In a Ponzi scheme, such as that perpetrated by Bernie Madoff, are those investors who withdrew profit before it collapsed obligated to return them to a pool in which the greater number of losers could draw on? Is the claim on any money recovered by the bankruptcy trustee to be prorated to the the owners of false balance sheets at the time the scheme collapsed?
After all, the winners were largely chosen at random so Madoff could point to them to cast luster on his fraud. The "winner" investors did not earn anything and the so-called positive balances were actually other peoples' incoming money.
Regardless of the eventual legal rulings, this is a deep moral problem.
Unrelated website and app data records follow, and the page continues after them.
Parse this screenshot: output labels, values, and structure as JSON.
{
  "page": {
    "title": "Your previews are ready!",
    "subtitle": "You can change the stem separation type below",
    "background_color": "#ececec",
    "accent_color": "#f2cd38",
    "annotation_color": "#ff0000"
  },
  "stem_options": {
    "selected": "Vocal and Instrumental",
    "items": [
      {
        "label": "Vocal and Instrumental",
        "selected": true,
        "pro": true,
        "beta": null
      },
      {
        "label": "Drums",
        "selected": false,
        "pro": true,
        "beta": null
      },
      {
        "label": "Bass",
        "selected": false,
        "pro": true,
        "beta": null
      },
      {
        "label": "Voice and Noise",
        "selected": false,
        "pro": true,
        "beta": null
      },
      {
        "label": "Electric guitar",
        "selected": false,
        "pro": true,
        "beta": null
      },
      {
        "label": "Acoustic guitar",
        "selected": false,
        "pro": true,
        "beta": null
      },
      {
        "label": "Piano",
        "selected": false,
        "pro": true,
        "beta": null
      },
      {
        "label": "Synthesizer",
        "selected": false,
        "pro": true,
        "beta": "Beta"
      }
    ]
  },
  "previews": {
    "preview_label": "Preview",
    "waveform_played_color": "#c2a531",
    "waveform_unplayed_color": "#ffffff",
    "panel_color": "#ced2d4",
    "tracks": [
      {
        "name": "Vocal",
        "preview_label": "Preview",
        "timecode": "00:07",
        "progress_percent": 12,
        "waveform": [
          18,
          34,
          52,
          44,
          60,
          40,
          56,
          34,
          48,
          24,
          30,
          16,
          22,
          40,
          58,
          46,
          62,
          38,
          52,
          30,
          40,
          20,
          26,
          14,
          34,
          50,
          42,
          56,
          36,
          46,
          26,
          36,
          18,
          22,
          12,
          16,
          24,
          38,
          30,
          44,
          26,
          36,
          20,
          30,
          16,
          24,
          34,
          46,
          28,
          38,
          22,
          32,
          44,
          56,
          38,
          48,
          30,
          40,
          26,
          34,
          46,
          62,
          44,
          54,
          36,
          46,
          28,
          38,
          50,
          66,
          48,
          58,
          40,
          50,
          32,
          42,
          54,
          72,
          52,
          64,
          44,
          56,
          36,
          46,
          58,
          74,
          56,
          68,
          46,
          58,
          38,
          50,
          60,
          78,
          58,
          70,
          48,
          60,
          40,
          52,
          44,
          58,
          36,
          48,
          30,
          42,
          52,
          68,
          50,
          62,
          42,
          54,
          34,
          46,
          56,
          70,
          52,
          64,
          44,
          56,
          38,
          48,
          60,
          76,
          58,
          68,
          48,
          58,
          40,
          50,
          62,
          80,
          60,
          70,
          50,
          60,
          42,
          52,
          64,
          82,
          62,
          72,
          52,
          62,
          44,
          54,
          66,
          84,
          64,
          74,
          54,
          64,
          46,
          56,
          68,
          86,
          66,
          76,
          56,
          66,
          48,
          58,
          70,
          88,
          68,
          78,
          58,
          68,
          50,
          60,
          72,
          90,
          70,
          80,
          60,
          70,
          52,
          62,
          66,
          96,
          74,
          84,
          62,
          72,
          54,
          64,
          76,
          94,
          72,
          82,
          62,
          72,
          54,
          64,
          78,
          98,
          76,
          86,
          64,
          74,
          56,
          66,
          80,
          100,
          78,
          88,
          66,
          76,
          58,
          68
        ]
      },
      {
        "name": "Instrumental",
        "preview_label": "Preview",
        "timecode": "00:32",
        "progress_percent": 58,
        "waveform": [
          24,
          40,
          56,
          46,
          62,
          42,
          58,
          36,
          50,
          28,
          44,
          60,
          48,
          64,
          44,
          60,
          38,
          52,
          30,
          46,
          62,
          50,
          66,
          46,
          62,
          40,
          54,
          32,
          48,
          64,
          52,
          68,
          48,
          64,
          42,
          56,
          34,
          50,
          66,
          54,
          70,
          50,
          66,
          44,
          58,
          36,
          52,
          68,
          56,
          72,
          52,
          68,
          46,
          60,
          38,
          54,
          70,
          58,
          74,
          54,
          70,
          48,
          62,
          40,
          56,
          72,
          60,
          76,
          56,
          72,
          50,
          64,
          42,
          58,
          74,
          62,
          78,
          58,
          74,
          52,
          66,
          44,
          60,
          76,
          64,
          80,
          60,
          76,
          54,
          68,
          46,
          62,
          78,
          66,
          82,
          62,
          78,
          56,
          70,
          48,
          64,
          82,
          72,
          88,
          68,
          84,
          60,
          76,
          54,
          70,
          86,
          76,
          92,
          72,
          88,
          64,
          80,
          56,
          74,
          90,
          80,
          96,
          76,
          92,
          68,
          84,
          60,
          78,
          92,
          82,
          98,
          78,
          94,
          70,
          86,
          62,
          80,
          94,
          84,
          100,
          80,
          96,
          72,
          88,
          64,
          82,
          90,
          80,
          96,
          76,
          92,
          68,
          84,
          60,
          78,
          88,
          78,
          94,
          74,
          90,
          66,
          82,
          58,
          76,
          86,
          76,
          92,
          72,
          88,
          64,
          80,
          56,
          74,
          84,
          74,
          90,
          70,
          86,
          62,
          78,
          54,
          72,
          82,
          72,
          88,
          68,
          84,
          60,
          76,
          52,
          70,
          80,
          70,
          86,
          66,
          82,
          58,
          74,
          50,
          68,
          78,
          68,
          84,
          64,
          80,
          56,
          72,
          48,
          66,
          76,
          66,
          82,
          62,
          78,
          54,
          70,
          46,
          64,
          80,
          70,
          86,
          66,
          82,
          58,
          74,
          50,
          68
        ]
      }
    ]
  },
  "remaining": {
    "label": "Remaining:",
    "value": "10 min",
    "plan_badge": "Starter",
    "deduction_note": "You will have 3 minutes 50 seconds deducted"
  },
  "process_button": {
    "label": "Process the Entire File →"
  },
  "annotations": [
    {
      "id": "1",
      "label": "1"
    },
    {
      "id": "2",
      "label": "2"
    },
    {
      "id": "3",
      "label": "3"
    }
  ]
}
What do you think?
The legal issues are described by Diana Henrique in "A Lasting Shadow," in the NYT, Dec. 11, 2011.